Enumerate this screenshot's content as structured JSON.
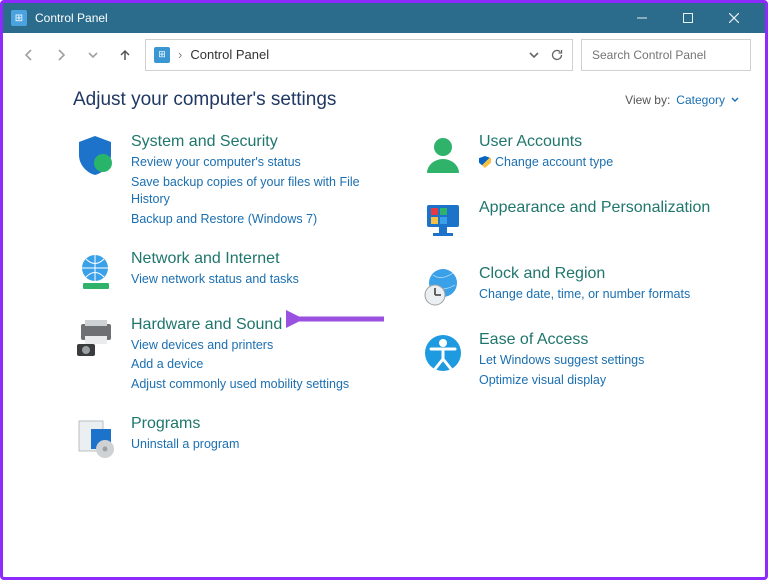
{
  "window": {
    "title": "Control Panel"
  },
  "address": {
    "crumb": "Control Panel"
  },
  "search": {
    "placeholder": "Search Control Panel"
  },
  "heading": "Adjust your computer's settings",
  "viewby": {
    "label": "View by:",
    "value": "Category"
  },
  "left": [
    {
      "title": "System and Security",
      "links": [
        "Review your computer's status",
        "Save backup copies of your files with File History",
        "Backup and Restore (Windows 7)"
      ]
    },
    {
      "title": "Network and Internet",
      "links": [
        "View network status and tasks"
      ]
    },
    {
      "title": "Hardware and Sound",
      "links": [
        "View devices and printers",
        "Add a device",
        "Adjust commonly used mobility settings"
      ]
    },
    {
      "title": "Programs",
      "links": [
        "Uninstall a program"
      ]
    }
  ],
  "right": [
    {
      "title": "User Accounts",
      "links": [
        "Change account type"
      ],
      "shield": [
        true
      ]
    },
    {
      "title": "Appearance and Personalization",
      "links": []
    },
    {
      "title": "Clock and Region",
      "links": [
        "Change date, time, or number formats"
      ]
    },
    {
      "title": "Ease of Access",
      "links": [
        "Let Windows suggest settings",
        "Optimize visual display"
      ]
    }
  ]
}
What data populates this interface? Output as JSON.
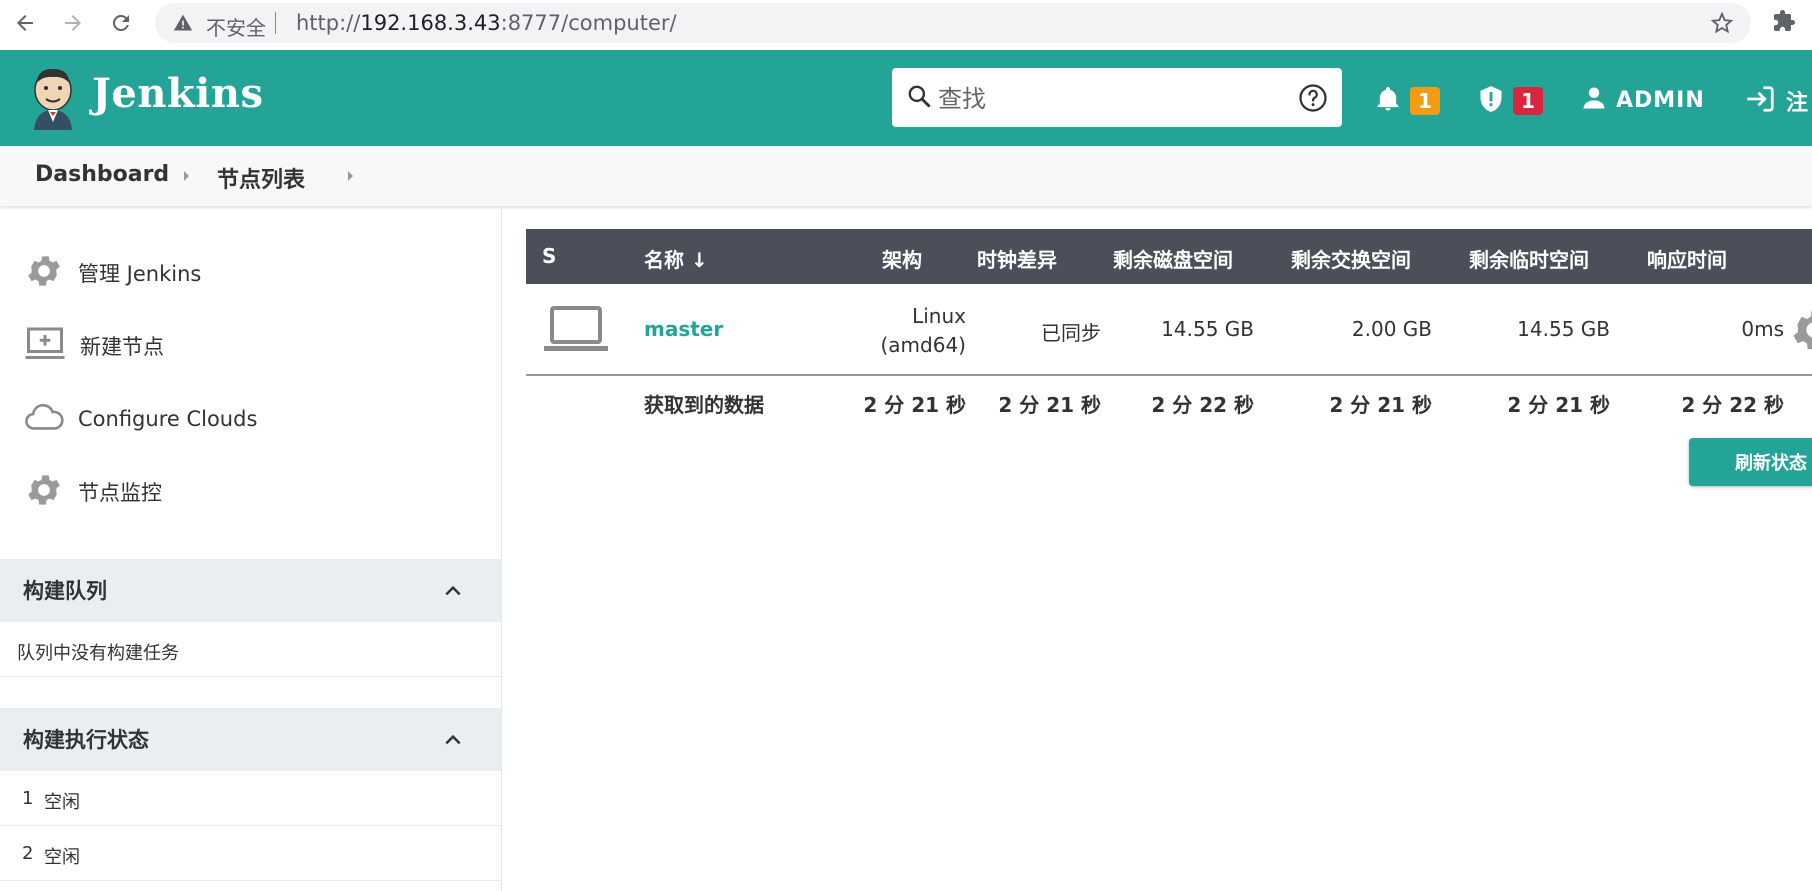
{
  "browser": {
    "insecure_label": "不安全",
    "url_prefix": "http://",
    "url_host": "192.168.3.43",
    "url_rest": ":8777/computer/"
  },
  "header": {
    "brand": "Jenkins",
    "search_placeholder": "查找",
    "notifications_count": "1",
    "security_count": "1",
    "user": "ADMIN",
    "logout": "注"
  },
  "breadcrumb": {
    "items": [
      {
        "label": "Dashboard"
      },
      {
        "label": "节点列表"
      }
    ]
  },
  "sidebar": {
    "tasks": [
      {
        "label": "管理 Jenkins",
        "icon": "gear-icon"
      },
      {
        "label": "新建节点",
        "icon": "computer-add-icon"
      },
      {
        "label": "Configure Clouds",
        "icon": "cloud-icon"
      },
      {
        "label": "节点监控",
        "icon": "gear-icon"
      }
    ],
    "build_queue": {
      "title": "构建队列",
      "empty_text": "队列中没有构建任务"
    },
    "executors": {
      "title": "构建执行状态",
      "items": [
        {
          "num": "1",
          "status": "空闲"
        },
        {
          "num": "2",
          "status": "空闲"
        }
      ]
    }
  },
  "table": {
    "headers": {
      "s": "S",
      "name": "名称 ↓",
      "arch": "架构",
      "clock": "时钟差异",
      "disk": "剩余磁盘空间",
      "swap": "剩余交换空间",
      "temp": "剩余临时空间",
      "response": "响应时间"
    },
    "rows": [
      {
        "name": "master",
        "arch_line1": "Linux",
        "arch_line2": "(amd64)",
        "clock": "已同步",
        "disk": "14.55 GB",
        "swap": "2.00 GB",
        "temp": "14.55 GB",
        "response": "0ms"
      }
    ],
    "footer": {
      "label": "获取到的数据",
      "arch": "2 分 21 秒",
      "clock": "2 分 21 秒",
      "disk": "2 分 22 秒",
      "swap": "2 分 21 秒",
      "temp": "2 分 21 秒",
      "response": "2 分 22 秒"
    },
    "refresh_label": "刷新状态"
  },
  "colors": {
    "brand": "#24a497",
    "table_header": "#4a4f59",
    "badge_warning": "#f39c12",
    "badge_danger": "#d9263f"
  }
}
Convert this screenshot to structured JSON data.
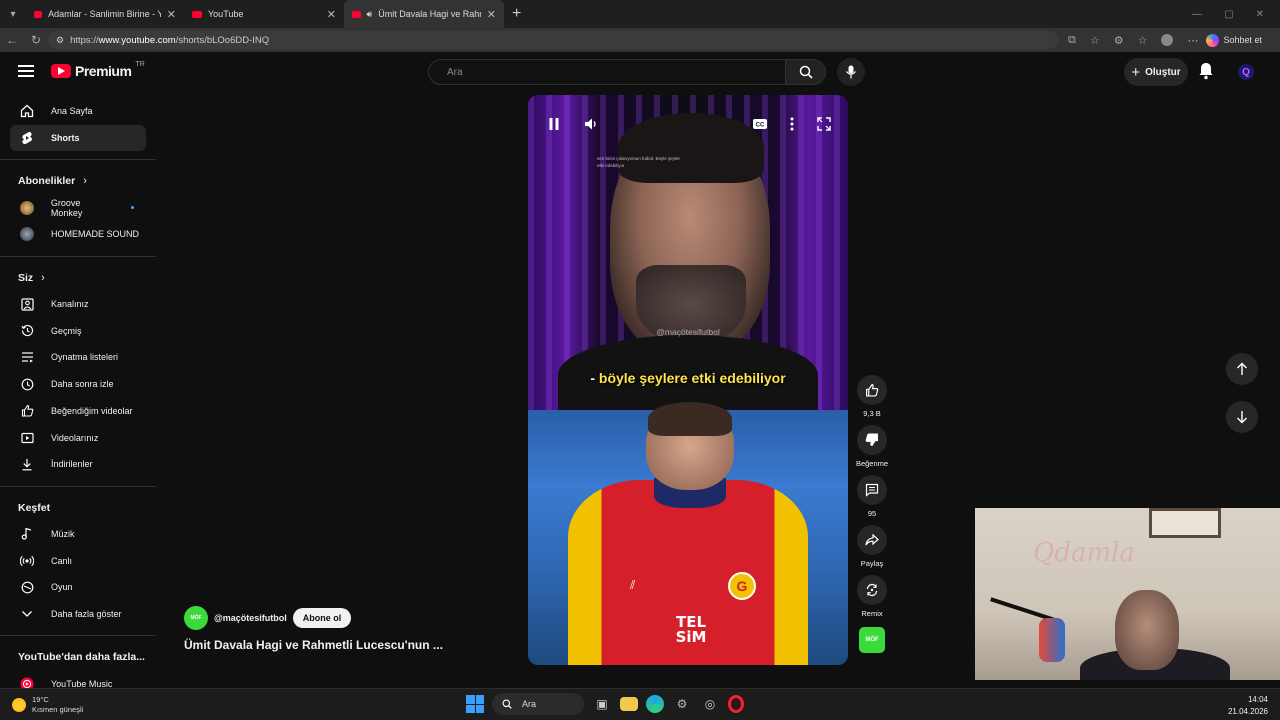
{
  "browser": {
    "tabs": [
      {
        "label": "Adamlar - Sanlimin Birine - YouTub",
        "active": false
      },
      {
        "label": "YouTube",
        "active": false
      },
      {
        "label": "Ümit Davala Hagi ve Rahmetli",
        "active": true
      }
    ],
    "url_prefix": "https://",
    "url_host": "www.youtube.com",
    "url_path": "/shorts/bLOo6DD-INQ",
    "sohbet_label": "Sohbet et"
  },
  "header": {
    "logo_text": "Premium",
    "logo_country": "TR",
    "search_placeholder": "Ara",
    "create_label": "Oluştur",
    "avatar_letter": "Q"
  },
  "sidebar": {
    "main": [
      {
        "label": "Ana Sayfa",
        "icon": "home-icon"
      },
      {
        "label": "Shorts",
        "icon": "shorts-icon"
      }
    ],
    "subs_title": "Abonelikler",
    "subs": [
      {
        "label": "Groove Monkey"
      },
      {
        "label": "HOMEMADE SOUND"
      }
    ],
    "you_title": "Siz",
    "you": [
      {
        "label": "Kanalınız",
        "icon": "channel-icon"
      },
      {
        "label": "Geçmiş",
        "icon": "history-icon"
      },
      {
        "label": "Oynatma listeleri",
        "icon": "playlist-icon"
      },
      {
        "label": "Daha sonra izle",
        "icon": "clock-icon"
      },
      {
        "label": "Beğendiğim videolar",
        "icon": "like-icon"
      },
      {
        "label": "Videolarınız",
        "icon": "video-icon"
      },
      {
        "label": "İndirilenler",
        "icon": "download-icon"
      }
    ],
    "explore_title": "Keşfet",
    "explore": [
      {
        "label": "Müzik",
        "icon": "music-icon"
      },
      {
        "label": "Canlı",
        "icon": "live-icon"
      },
      {
        "label": "Oyun",
        "icon": "gaming-icon"
      },
      {
        "label": "Daha fazla göster",
        "icon": "chevron-down-icon"
      }
    ],
    "more_title": "YouTube'dan daha fazla...",
    "more": [
      {
        "label": "YouTube Music",
        "icon": "youtube-music-icon"
      }
    ]
  },
  "video": {
    "watermark": "@maçötesifutbol",
    "tiny_caption": "sen birini çıkarıyorsun futbol. Böyle şeyler etki edebiliyor",
    "subtitle_prefix": "- ",
    "subtitle_highlight": "böyle şeylere etki edebiliyor",
    "sponsor_line1": "TEL",
    "sponsor_line2": "SiM",
    "badge_letter": "G"
  },
  "actions": {
    "like_count": "9,3 B",
    "dislike_label": "Beğenme",
    "comment_count": "95",
    "share_label": "Paylaş",
    "remix_label": "Remix",
    "remix_thumb_text": "MÖF"
  },
  "meta": {
    "channel_handle": "@maçötesifutbol",
    "channel_avatar_text": "MÖF",
    "subscribe_label": "Abone ol",
    "title": "Ümit Davala Hagi ve Rahmetli Lucescu'nun ..."
  },
  "webcam": {
    "wall_text": "Qdamla"
  },
  "taskbar": {
    "temperature": "19°C",
    "weather_desc": "Kısmen güneşli",
    "search_label": "Ara",
    "time": "14:04",
    "date": "21.04.2026"
  },
  "colors": {
    "brand_red": "#ff0033",
    "accent_blue": "#3ea6ff",
    "subtitle_yellow": "#ffe44d"
  }
}
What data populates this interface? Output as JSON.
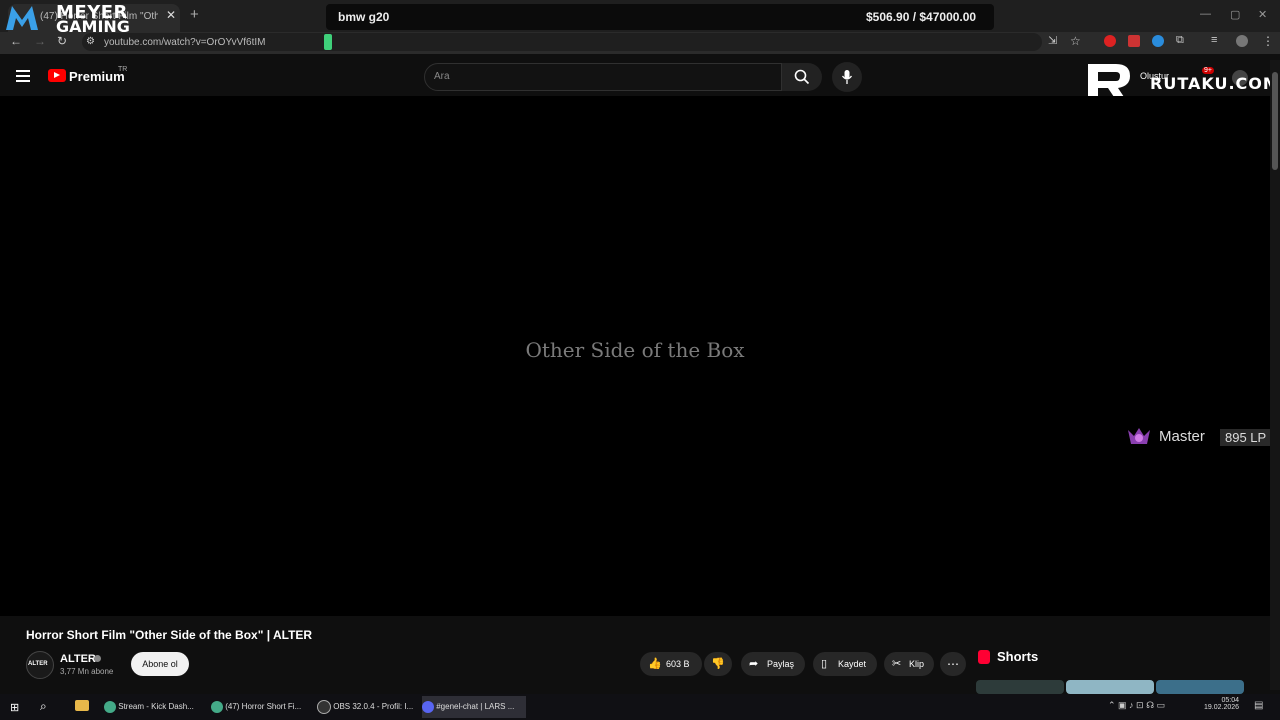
{
  "browser": {
    "tab_title": "(47) Horror Short Film \"Other Si",
    "new_tab_icon": "plus-icon",
    "url": "youtube.com/watch?v=OrOYvVf6tIM"
  },
  "overlay": {
    "sponsor_logo_top": "MEYER",
    "sponsor_logo_bottom": "GAMING",
    "ticker_left": "bmw g20",
    "ticker_right": "$506.90 / $47000.00",
    "site_logo_text": "RUTAKU.COM",
    "rank_name": "Master",
    "rank_lp": "895 LP"
  },
  "youtube": {
    "brand": "Premium",
    "region": "TR",
    "search_placeholder": "Ara",
    "create_label": "Oluştur",
    "notification_count": "9+",
    "video_overlay_text": "Other Side of the Box",
    "video_title": "Horror Short Film \"Other Side of the Box\" | ALTER",
    "channel": {
      "avatar_text": "ALTER",
      "name": "ALTER",
      "subscribers": "3,77 Mn abone",
      "subscribe_label": "Abone ol"
    },
    "actions": {
      "likes": "603 B",
      "share": "Paylaş",
      "save": "Kaydet",
      "clip": "Klip"
    },
    "shorts_label": "Shorts"
  },
  "taskbar": {
    "items": [
      "Stream - Kick Dash...",
      "(47) Horror Short Fi...",
      "OBS 32.0.4 - Profil: I...",
      "#genel-chat | LARS ..."
    ],
    "time": "05:04",
    "date": "19.02.2026"
  },
  "colors": {
    "accent_red": "#ff0000",
    "background": "#0f0f0f"
  }
}
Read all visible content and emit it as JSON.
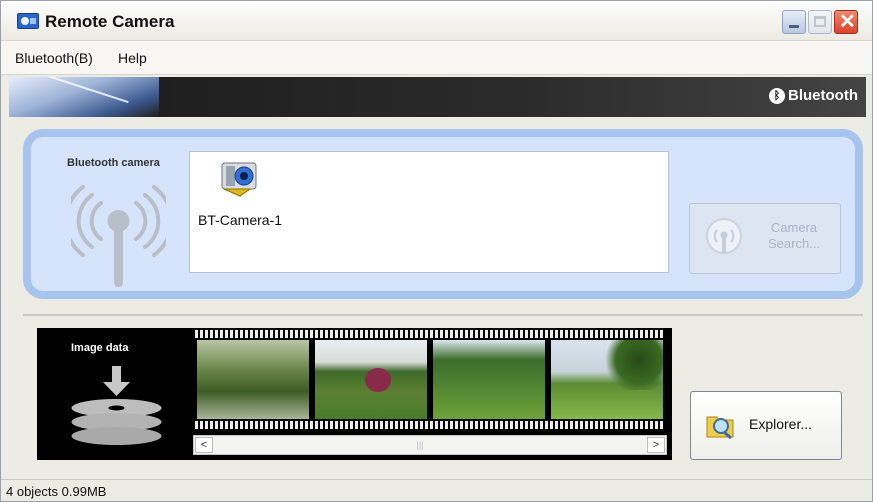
{
  "window": {
    "title": "Remote Camera"
  },
  "menu": {
    "bluetooth": "Bluetooth(B)",
    "help": "Help"
  },
  "banner": {
    "brand": "Bluetooth"
  },
  "camera_section": {
    "label": "Bluetooth camera",
    "devices": [
      {
        "name": "BT-Camera-1",
        "icon": "bt-camera-icon"
      }
    ],
    "search_button": {
      "label": "Camera Search..."
    }
  },
  "image_section": {
    "label": "Image data",
    "thumbnails_count": 4,
    "explorer_button": {
      "label": "Explorer..."
    }
  },
  "status": {
    "text": "4 objects 0.99MB"
  },
  "colors": {
    "panel_border": "#a7c4ee",
    "panel_fill": "#d5e4fa",
    "close_button": "#d8432a"
  }
}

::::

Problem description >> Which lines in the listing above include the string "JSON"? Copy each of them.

Answer >>
Enumerate this screenshot's content as structured JSON.
What data populates this interface? Output as JSON.
Convert this screenshot to structured JSON data.
What data populates this interface? Output as JSON.
Read all visible content and emit it as JSON.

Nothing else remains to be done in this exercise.